Editorial: Redefining American literature

Being American in the 17th century meant being Caucasian, and being an American author usually meant being a white male; however, the past four centuries of America’s existence have undoubtedly altered what it means to be American. A glance at the country’s culture in recent years clearly demonstrates this: tremendous efforts have been made toward women’s rights, LGBTQ+ rights and racial equality, with the Women’s March, Pride Month and #BlackLivesMatter movement.

Despite this, the changing American social fabric has been minimally reflected in the curricula of American Literature and AP English Language and Composition (APLAC), even though the FUHSD defines American literature classes as “a chronological or thematic study of American literature, its literary periods and major writing,” “encouraging wider reading including classics by American authors” and states that “[APLAC] uses a survey of American literature and writing.”

Decisions regarding the content taught in each classroom are largely made at a state or local level; at Lynbrook, English course curricula and the master list of literature for all classes are decided by the English department. Junior year core texts, which all American Literature and APLAC teachers must teach, include “The Scarlet Letter,” “The Great Gatsby” and “Adventures of Huckleberry Finn.” Teachers are free to choose their additional pieces of literature, as long as they contribute to the courses’ main objectives of students becoming familiar with the American literary tradition and can connect it with the nation’s history; however, the current American pieces chosen by teachers do not do America’s traditions and history justice.

  “One of the problems is that many of the big foundational works were written by white men,” said Robert Richmond, English Department Lead and APLAC teacher. “But there’s also a very rich and wonderful collection of contributions by women and people of color. We have to try to make room for that.”

Additionally, the definition of American authors includes a vast range of individuals other than white males.

“A lot of times we read works by the same authors, who are usually a part of European culture, and it’s important to understand other worlds’ cultures because they are just as important,” said sophomore Helen Hu.

Representing American literature with a majority of works by white males would not only be historically inaccurate, but it would also be an unjust neglect of the various ethnic groups and minorities that contribute to American culture. Students must be exposed to a wider range of experiences, as not doing so would be failing to recognize that America’s history was forged by a plethora of ethnic groups, as opposed to just one.

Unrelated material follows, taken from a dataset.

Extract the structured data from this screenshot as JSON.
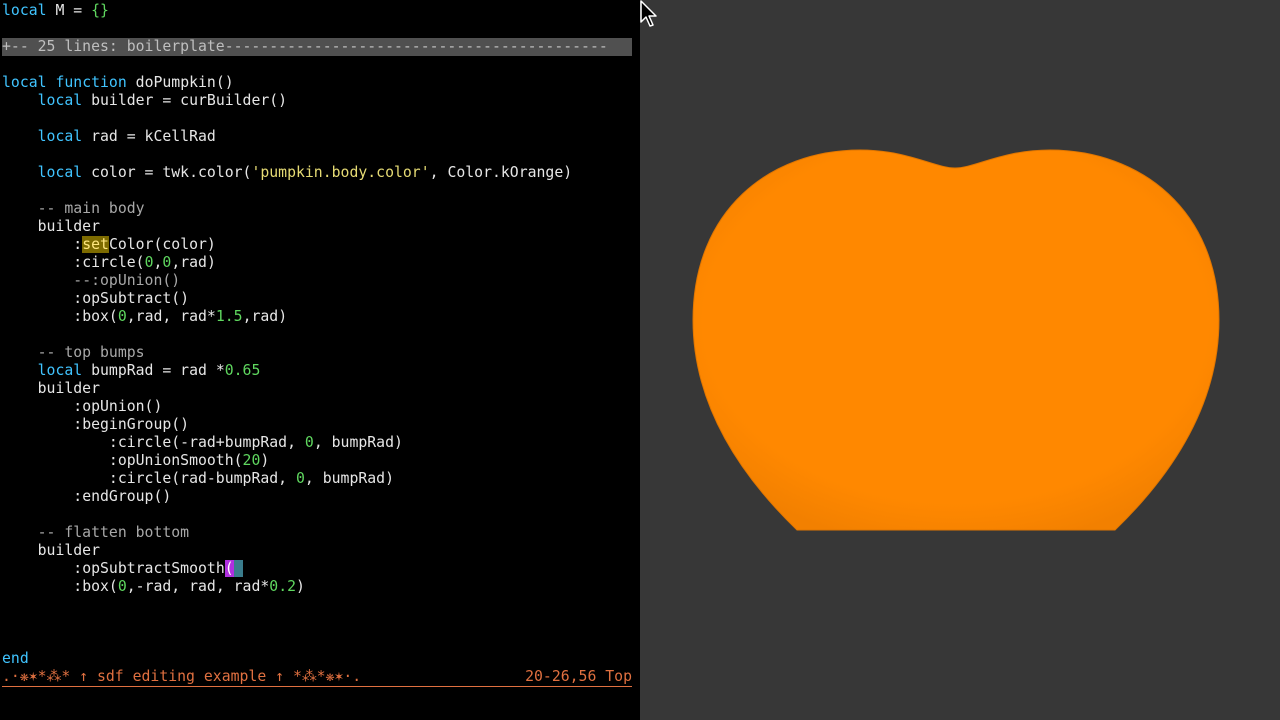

“[American literature] should be representative of the different cultures that make up America, which is a melting pot,” said American Literature teacher Jessica Dunlap, “Ideally, we would be able to see the whole spectrum of what it means to be American, to see the variation in the American experience.”

Individual teachers at Lynbrook have already made efforts to diversify courses, despite the possible challenges in expanding them. It can be difficult to find texts that provide both broad cultural experiences while balancing having appropriate content for high school readers and engaging students in deep discussion.

“We think about ways to change up the curriculum, but the problem is finding works that are more representative of the diversity in our country that are meaty enough and appropriate for classroom discussion,” Dunlap said.

World Literature and European Literature teacher Kristy Harlin has included “In the Time of the Butterflies” by Julia Alvarez in her lessons for several years, and Richmond and Dunlap have included “A Raisin in the Sun” by Lorraine Hansberry. Additionally, several American Literature and APLAC classes include a supplemental reading project in which students choose an American novel from a comprehensive, diverse list. Possible works by immigrant authors include “Their Eyes Were Watching God” by Zora Neale Hurston, “The Good Earth” by Pearl S. Buck and “The Joy Luck Club” by Amy Tan. Despite current efforts, more must be done to improve on the current lack of diversity.

“To me, what we have still doesn’t seem adequate,” Richmond said. “We need to look at the whole curriculum.”

While discussion of the issue at hand has begun in the FUHSD and across America, greater efforts at district and state levels ought to be made to align the literature American students read with the diversity of America. Maintaining the 17th century definition of “American” is a failure to accurately represent the America of today. If an objective of studying American literature is to connect it to American history, it must done with both accuracy and sensitivity.